What those who wish to give birth to a strong America believe is, if America is to thrive, as a community, we must act on our awareness. Children must be encouraged to think for themselves. Elders must place education first if this country is to be number one, two, or even three. Indeed, where the United States ranks on a scale is not nearly as significant as what we teach our children.
If this society is to succeed, Americans must embrace education for the Seventh Generation.

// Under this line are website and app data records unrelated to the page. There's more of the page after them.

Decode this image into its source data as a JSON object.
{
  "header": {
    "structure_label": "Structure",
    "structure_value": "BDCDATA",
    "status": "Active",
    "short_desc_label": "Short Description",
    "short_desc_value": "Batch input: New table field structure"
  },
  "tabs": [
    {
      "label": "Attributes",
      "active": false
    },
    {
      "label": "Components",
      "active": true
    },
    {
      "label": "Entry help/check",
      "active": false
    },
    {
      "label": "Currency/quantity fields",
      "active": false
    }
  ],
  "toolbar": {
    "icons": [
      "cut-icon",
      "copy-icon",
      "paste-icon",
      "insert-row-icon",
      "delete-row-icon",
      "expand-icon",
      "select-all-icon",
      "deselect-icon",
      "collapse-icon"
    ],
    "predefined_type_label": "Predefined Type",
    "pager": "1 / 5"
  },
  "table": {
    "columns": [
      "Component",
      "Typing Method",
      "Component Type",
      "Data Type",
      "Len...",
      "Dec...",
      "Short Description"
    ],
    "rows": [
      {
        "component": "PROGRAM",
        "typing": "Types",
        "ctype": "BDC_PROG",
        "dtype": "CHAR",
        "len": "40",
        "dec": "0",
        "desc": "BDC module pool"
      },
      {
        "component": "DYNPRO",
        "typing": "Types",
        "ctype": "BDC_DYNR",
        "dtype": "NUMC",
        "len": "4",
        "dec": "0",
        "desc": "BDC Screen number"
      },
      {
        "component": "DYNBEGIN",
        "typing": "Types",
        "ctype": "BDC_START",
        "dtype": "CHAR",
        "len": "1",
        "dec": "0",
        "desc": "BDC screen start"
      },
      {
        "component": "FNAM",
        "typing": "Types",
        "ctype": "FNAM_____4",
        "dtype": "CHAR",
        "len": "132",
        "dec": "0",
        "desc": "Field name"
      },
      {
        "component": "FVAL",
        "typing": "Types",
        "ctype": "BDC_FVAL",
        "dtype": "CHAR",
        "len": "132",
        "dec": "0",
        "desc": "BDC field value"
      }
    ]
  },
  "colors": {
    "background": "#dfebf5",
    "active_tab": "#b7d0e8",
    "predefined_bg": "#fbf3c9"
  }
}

Each of us must prepare our progeny to be critical, creative, and curious thinkers.
~ Elbert Hubbard (1856-1915) American Author, Editor and Printer.
The only person who is educated is the one who has learned how to learn and change.
~ Carl Rogers (January 8, 1902 – February 4, 1987) American Psychologist
Education, properly understood, is that which teaches discernment.
~ Joseph Roux (1725-1793) French Cartographer and Hydrographer
School Supplies and Sources . . .
- Tough Choices in Tough Times. Nation Center on Education and the Economy. 2007
- pdf Tough Choices in Touch Times. Nation Center on Education and the Economy. 2007
- Still a nation at risk. Editorial. The Boston Globe. December 15, 2006
- U.S. Teens Trail Peers Around World on Math-Science Test, By Maria Glod. Washington Post. Wednesday, December 5, 2007; Page A07
- pdf U.S. Teens Trail Peers Around World on Math-Science Test, By Maria Glod. Washington Post. Wednesday, December 5, 2007; Page A07
- Innocenti Report Card. United Nations Children’s Fund (UNICEF) 2002
- U.S. falls in education rank compared to other countries, By Elaine Wu. The Kapio Newspress. October 4, 2005
- Poor Marks For U.S. Education System. CBS News. November 26, 2002
- Average-Wage Earners Fall Behind, New Job Market Makes More Demands but Fewer Promises. By Jonathan Krim and Griff Witte. Washington Post. Friday, December 31, 2004; Page A01
- pdf Average-Wage Earners Fall Behind, New Job Market Makes More Demands but Fewer Promises. By Jonathan Krim and Griff Witte. Washington Post. Friday, December 31, 2004; Page A01
- Study: NCLB’s Accountability Requirement Feeds Drop-out Rates, By Joan Oleck. School Library Journal. February 20, 2008 2:00:00 PM
- Avoidable Losses: High-Stakes Accountability and the Dropout Crisis, By Linda McSpadden McNeil, Eileen Coppola, Judy Radigan, Julian Vasquez Heilig. Education Policy Analysis Archives Vol. 16 No. 3. January 31, 2008
- pdf Avoidable Losses: High-Stakes Accountability and the Dropout Crisis, By Linda McSpadden McNeil, Eileen Coppola, Judy Radigan, Julian Vasquez Heilig. Education Policy Analysis Archives Vol. 16 No. 3. January 31, 2008
- ED in ’08
- Full Page Advertisement. One Nation Left Behind. Strong American Schools.
- Convention Ad Warns ‘One Nation Left Behind’, By Mark Walsh. Education Week. September 1, 2008
- Strong American Schools.
- Roy Romer, My “Education” Biography. Roy’s Blog.
- Will ED in ’08 Live Past ’08? By Michele McNeil. Education Week. August 27, 2008
- Appropriate Use of High-Stakes Testing in Our Nation’s Schools. American Psychological Association.